▶ [Exercise objective] Would you retype all of these records exactly?

▶ [Information given]
--- START ---
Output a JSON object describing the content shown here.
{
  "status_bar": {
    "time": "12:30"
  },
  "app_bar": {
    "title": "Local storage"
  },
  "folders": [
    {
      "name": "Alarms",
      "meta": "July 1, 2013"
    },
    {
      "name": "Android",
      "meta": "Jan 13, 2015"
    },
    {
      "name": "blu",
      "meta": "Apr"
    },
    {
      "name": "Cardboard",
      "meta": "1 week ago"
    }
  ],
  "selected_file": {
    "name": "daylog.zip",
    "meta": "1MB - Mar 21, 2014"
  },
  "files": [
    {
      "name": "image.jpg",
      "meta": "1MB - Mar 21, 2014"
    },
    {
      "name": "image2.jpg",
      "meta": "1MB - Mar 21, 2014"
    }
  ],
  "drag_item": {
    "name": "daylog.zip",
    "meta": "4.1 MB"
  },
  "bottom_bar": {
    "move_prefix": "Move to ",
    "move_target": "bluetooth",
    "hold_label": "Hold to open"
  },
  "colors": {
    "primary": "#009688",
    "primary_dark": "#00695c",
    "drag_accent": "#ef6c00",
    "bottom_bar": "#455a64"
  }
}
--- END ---
▶ [Answer box]
Output a JSON object describing the content shown here.
{
  "status_bar": {
    "time": "12:30"
  },
  "app_bar": {
    "title": "Local storage"
  },
  "folders": [
    {
      "name": "Alarms",
      "meta": "July 1, 2013"
    },
    {
      "name": "Android",
      "meta": "Jan 13, 2015"
    },
    {
      "name": "blu",
      "meta": "Apr"
    },
    {
      "name": "Cardboard",
      "meta": "1 week ago"
    }
  ],
  "selected_file": {
    "name": "daylog.zip",
    "meta": "1MB - Mar 21, 2014"
  },
  "files": [
    {
      "name": "image.jpg",
      "meta": "1MB - Mar 21, 2014"
    },
    {
      "name": "image2.jpg",
      "meta": "1MB - Mar 21, 2014"
    }
  ],
  "drag_item": {
    "name": "daylog.zip",
    "meta": "4.1 MB"
  },
  "bottom_bar": {
    "move_prefix": "Move to ",
    "move_target": "bluetooth",
    "hold_label": "Hold to open"
  },
  "colors": {
    "primary": "#009688",
    "primary_dark": "#00695c",
    "drag_accent": "#ef6c00",
    "bottom_bar": "#455a64"
  }
}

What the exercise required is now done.